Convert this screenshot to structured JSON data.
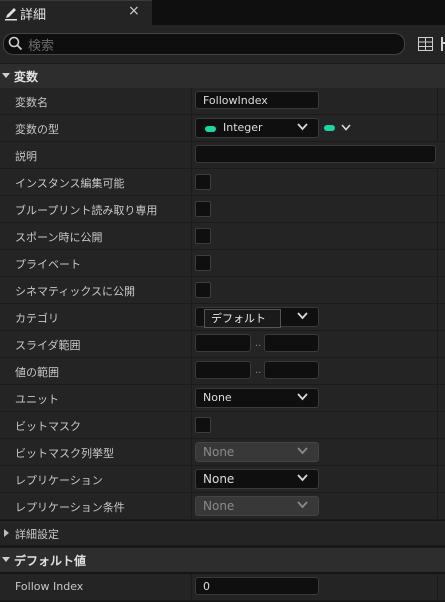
{
  "tab": {
    "title": "詳細",
    "close_glyph": "×"
  },
  "search": {
    "placeholder": "検索"
  },
  "sections": {
    "variables": "変数",
    "advanced": "詳細設定",
    "default_value": "デフォルト値"
  },
  "rows": {
    "variable_name": {
      "label": "変数名",
      "value": "FollowIndex"
    },
    "variable_type": {
      "label": "変数の型",
      "value": "Integer"
    },
    "description": {
      "label": "説明",
      "value": ""
    },
    "instance_editable": {
      "label": "インスタンス編集可能"
    },
    "blueprint_read_only": {
      "label": "ブループリント読み取り専用"
    },
    "expose_on_spawn": {
      "label": "スポーン時に公開"
    },
    "private": {
      "label": "プライベート"
    },
    "expose_to_cinematics": {
      "label": "シネマティックスに公開"
    },
    "category": {
      "label": "カテゴリ",
      "value": "デフォルト"
    },
    "slider_range": {
      "label": "スライダ範囲",
      "separator": ".."
    },
    "value_range": {
      "label": "値の範囲",
      "separator": ".."
    },
    "units": {
      "label": "ユニット",
      "value": "None"
    },
    "bitmask": {
      "label": "ビットマスク"
    },
    "bitmask_enum": {
      "label": "ビットマスク列挙型",
      "value": "None"
    },
    "replication": {
      "label": "レプリケーション",
      "value": "None"
    },
    "replication_condition": {
      "label": "レプリケーション条件",
      "value": "None"
    },
    "follow_index": {
      "label": "Follow Index",
      "value": "0"
    }
  },
  "colors": {
    "type_pill": "#1ed4a0",
    "panel": "#242424",
    "field": "#0f0f0f"
  }
}
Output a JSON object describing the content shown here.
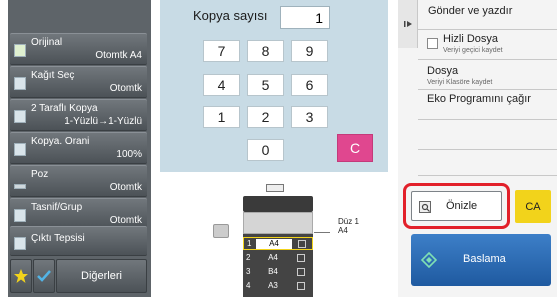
{
  "sidebar": {
    "items": [
      {
        "label": "Orijinal",
        "value": "Otomtk A4",
        "icon": "original-doc-icon"
      },
      {
        "label": "Kağıt Seç",
        "value": "Otomtk",
        "icon": "paper-select-icon"
      },
      {
        "label": "2 Taraflı Kopya",
        "value": "1-Yüzlü→1-Yüzlü",
        "icon": "duplex-copy-icon"
      },
      {
        "label": "Kopya. Orani",
        "value": "100%",
        "icon": "copy-ratio-icon"
      },
      {
        "label": "Poz",
        "value": "Otomtk",
        "icon": "exposure-icon"
      },
      {
        "label": "Tasnif/Grup",
        "value": "Otomtk",
        "icon": "sort-group-icon"
      },
      {
        "label": "Çıktı Tepsisi",
        "value": "",
        "icon": "output-tray-icon"
      }
    ],
    "bottom": {
      "star_icon": "star-icon",
      "check_icon": "check-icon",
      "more_label": "Diğerleri"
    }
  },
  "keypad": {
    "title": "Kopya sayısı",
    "count": "1",
    "keys": [
      "7",
      "8",
      "9",
      "4",
      "5",
      "6",
      "1",
      "2",
      "3",
      "0"
    ],
    "clear_label": "C"
  },
  "preview_machine": {
    "output_label_line1": "Düz 1",
    "output_label_line2": "A4",
    "trays": [
      {
        "number": "1",
        "size": "A4"
      },
      {
        "number": "2",
        "size": "A4"
      },
      {
        "number": "3",
        "size": "B4"
      },
      {
        "number": "4",
        "size": "A3"
      }
    ]
  },
  "right_panel": {
    "collapse_icon": "panel-collapse-icon",
    "send_and_print": "Gönder ve yazdır",
    "quick_file": {
      "label": "Hizli Dosya",
      "sub": "Veriyi geçici kaydet"
    },
    "file": {
      "label": "Dosya",
      "sub": "Veriyi Klasöre kaydet"
    },
    "eco_program": "Eko Programını çağır",
    "preview_label": "Önizle",
    "ca_label": "CA",
    "start_label": "Baslama"
  },
  "colors": {
    "accent_yellow": "#f2d31b",
    "start_blue": "#2e6fb7",
    "preview_highlight": "#e2202a",
    "clear_button": "#e0478f"
  }
}
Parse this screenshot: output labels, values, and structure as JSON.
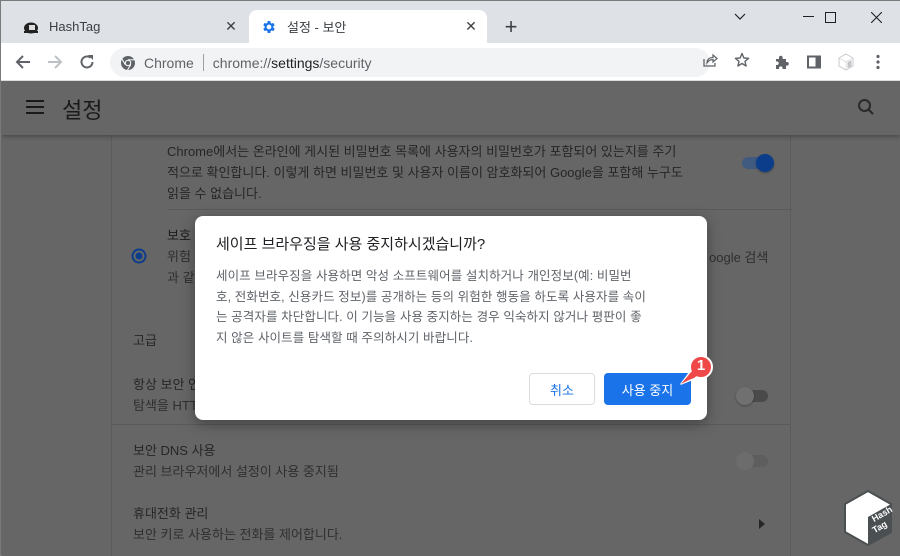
{
  "browser": {
    "tabs": [
      {
        "title": "HashTag",
        "favicon": "hashtag-favicon-icon",
        "active": false
      },
      {
        "title": "설정 - 보안",
        "favicon": "gear-icon",
        "active": true
      }
    ],
    "new_tab_label": "+",
    "omnibox": {
      "chip": "Chrome",
      "url_scheme": "chrome://",
      "url_host": "settings",
      "url_path": "/security"
    }
  },
  "settings": {
    "header_title": "설정",
    "password_check": {
      "description_lines": [
        "Chrome에서는 온라인에 게시된 비밀번호 목록에 사용자의 비밀번호가 포함되어 있는지를 주기",
        "적으로 확인합니다. 이렇게 하면 비밀번호 및 사용자 이름이 암호화되어 Google을 포함해 누구도",
        "읽을 수 없습니다."
      ],
      "toggle_on": true
    },
    "standard_protection": {
      "title_partial": "보호",
      "line1_partial": "위험",
      "line1_tail": "oogle 검색",
      "line2_partial": "과 같"
    },
    "advanced_label": "고급",
    "always_https": {
      "title_partial": "항상 보안 연",
      "subtitle_partial": "탐색을 HTT",
      "toggle_on": false
    },
    "secure_dns": {
      "title": "보안 DNS 사용",
      "subtitle": "관리 브라우저에서 설정이 사용 중지됨",
      "toggle_on": false
    },
    "phone": {
      "title": "휴대전화 관리",
      "subtitle": "보안 키로 사용하는 전화를 제어합니다."
    }
  },
  "dialog": {
    "title": "세이프 브라우징을 사용 중지하시겠습니까?",
    "body_lines": [
      "세이프 브라우징을 사용하면 악성 소프트웨어를 설치하거나 개인정보(예: 비밀번",
      "호, 전화번호, 신용카드 정보)를 공개하는 등의 위험한 행동을 하도록 사용자를 속이",
      "는 공격자를 차단합니다. 이 기능을 사용 중지하는 경우 익숙하지 않거나 평판이 좋",
      "지 않은 사이트를 탐색할 때 주의하시기 바랍니다."
    ],
    "cancel_label": "취소",
    "confirm_label": "사용 중지"
  },
  "annotation": {
    "step_number": "1",
    "color": "#f04848"
  },
  "watermark": {
    "line1": "Hash",
    "line2": "Tag"
  },
  "colors": {
    "accent": "#1a73e8",
    "tabstrip": "#dee1e6",
    "overlay": "#666666"
  }
}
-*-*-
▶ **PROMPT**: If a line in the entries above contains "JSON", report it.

▶ **REPLY**:
Convert this screenshot to structured JSON data.
Output a JSON object describing the content shown here.
Parse this screenshot: output labels, values, and structure as JSON.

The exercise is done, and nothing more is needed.